Most international schools have finished or are about to finish their school years. These last weeks of school are usually busy with assessments, report writing, and admin work, but there is also time and space for fun such as school trips and non-academic activities. These last few lessons also provide great opportunities to reflect on the year’s work both for students and teachers.
EAL students often find it hard to do reflection activities. There are several reasons for this:
- the task itself might be too complex and too cognitively challenging for them,
- they lack the necessary language structures or lexis to be able to reflect in English, or
- they might be feeling like they haven’t learned enough.
Here are my top tips for engaging EAL students more in reflection activities:

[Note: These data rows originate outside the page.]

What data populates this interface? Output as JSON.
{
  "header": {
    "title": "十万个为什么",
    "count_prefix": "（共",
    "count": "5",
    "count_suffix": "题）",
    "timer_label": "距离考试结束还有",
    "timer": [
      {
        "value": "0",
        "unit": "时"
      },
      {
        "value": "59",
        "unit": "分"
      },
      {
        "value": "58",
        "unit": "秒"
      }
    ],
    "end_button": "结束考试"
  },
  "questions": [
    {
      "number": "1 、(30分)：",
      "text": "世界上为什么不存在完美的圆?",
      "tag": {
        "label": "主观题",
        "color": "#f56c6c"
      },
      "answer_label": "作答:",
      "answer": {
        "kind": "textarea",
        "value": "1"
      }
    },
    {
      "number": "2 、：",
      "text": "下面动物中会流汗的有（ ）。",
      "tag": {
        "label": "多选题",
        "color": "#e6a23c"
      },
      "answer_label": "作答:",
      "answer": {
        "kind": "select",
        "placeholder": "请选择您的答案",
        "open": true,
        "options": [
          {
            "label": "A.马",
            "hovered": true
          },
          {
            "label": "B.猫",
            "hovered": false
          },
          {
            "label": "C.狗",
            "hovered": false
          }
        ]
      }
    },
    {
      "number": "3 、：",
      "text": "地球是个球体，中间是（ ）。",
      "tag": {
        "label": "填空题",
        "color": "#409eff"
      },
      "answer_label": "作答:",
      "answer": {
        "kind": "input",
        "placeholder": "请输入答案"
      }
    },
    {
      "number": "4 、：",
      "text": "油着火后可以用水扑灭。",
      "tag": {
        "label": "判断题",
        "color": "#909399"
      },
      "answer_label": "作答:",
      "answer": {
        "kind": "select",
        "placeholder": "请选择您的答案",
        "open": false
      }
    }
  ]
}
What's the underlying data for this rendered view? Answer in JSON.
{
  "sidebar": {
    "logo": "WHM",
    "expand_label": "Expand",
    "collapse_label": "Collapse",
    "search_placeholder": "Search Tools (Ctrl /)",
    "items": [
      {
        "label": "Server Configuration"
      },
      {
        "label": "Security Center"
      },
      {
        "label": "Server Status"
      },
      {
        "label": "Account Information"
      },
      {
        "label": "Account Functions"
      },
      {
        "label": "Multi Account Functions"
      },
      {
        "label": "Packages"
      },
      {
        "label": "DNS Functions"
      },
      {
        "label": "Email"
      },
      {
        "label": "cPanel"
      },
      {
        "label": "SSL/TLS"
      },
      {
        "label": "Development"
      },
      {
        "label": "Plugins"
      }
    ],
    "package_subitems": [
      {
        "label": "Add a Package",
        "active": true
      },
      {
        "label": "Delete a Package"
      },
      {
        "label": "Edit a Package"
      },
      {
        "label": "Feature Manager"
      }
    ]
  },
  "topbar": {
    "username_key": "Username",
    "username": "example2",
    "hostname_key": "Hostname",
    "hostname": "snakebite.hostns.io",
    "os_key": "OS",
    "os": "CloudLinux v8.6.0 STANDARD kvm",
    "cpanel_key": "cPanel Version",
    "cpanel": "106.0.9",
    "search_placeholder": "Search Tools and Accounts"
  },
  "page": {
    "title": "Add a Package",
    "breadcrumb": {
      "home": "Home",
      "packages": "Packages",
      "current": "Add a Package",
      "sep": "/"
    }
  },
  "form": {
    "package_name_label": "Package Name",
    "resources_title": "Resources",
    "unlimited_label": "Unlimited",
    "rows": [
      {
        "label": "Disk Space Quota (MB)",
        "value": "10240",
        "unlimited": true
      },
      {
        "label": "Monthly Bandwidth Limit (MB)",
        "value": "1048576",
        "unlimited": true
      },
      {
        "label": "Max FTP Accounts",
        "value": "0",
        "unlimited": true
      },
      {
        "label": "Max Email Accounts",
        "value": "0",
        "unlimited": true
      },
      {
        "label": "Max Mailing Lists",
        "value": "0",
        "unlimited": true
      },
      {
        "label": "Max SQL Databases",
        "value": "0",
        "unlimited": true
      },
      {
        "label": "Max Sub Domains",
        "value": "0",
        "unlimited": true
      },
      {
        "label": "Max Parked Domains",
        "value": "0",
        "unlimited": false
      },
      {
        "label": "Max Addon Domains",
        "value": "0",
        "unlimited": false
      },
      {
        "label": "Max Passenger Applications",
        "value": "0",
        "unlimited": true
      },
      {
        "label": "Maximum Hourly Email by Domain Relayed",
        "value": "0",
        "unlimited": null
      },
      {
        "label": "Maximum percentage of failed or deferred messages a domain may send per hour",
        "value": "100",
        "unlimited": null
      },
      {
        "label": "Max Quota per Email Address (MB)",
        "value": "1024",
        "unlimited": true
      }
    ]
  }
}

- ensure they understand what they have to do. Break down the task into smaller, manageable tasks. For instance, instead of giving them a complex question such as “Think about what you’ve learned this year and reflect on how successful you have been“, you could provide them with a list of shorter, simpler questions like these: “Can you name three topics we have covered this year? Which topics did you like the most/least? Why? Which topics did you find the most challenging? Why? Which topics do you think you need to revise over the summer? Why?” You can read more about giving EAL-friendly instructions here.
- make sure they have a written record. Verbal instructions are fleeting and can be intimidating for students with low levels of English. Whether it’s on a piece of paper, on the whiteboard, or on a slide, written questions and instructions allow EAL students to re-read them as many times as they need to.
- make the reflection ‘language light’. Instead of open-ended questions, consider giving EAL students the option to indicate their reflection with smiley faces, colours, ticks or crosses, etc. This way they won’t have to worry about finding the right words but can still be involved in the valuable activity.
- give them sentence starters or speaking/writing frames. Depending on whether you want them to reflect in writing or orally, you could help them along by giving them frames or sentence starters so they only have to fill in gaps or finish sentences. For instance, I really enjoyed … I have found ____________ challenging because … I need to revise ___________ in particular because …
- allow them to reflect in their L1s. They will probably have more ideas if they are allowed to use all of their languages. Consider allowing them to use their L1s and then translate (with the help of other students, a dictionary, or Google Translate) their ideas into the target language.
If you try any of these ideas, I’d love to hear whether they work for you. What other tips would you add to the list?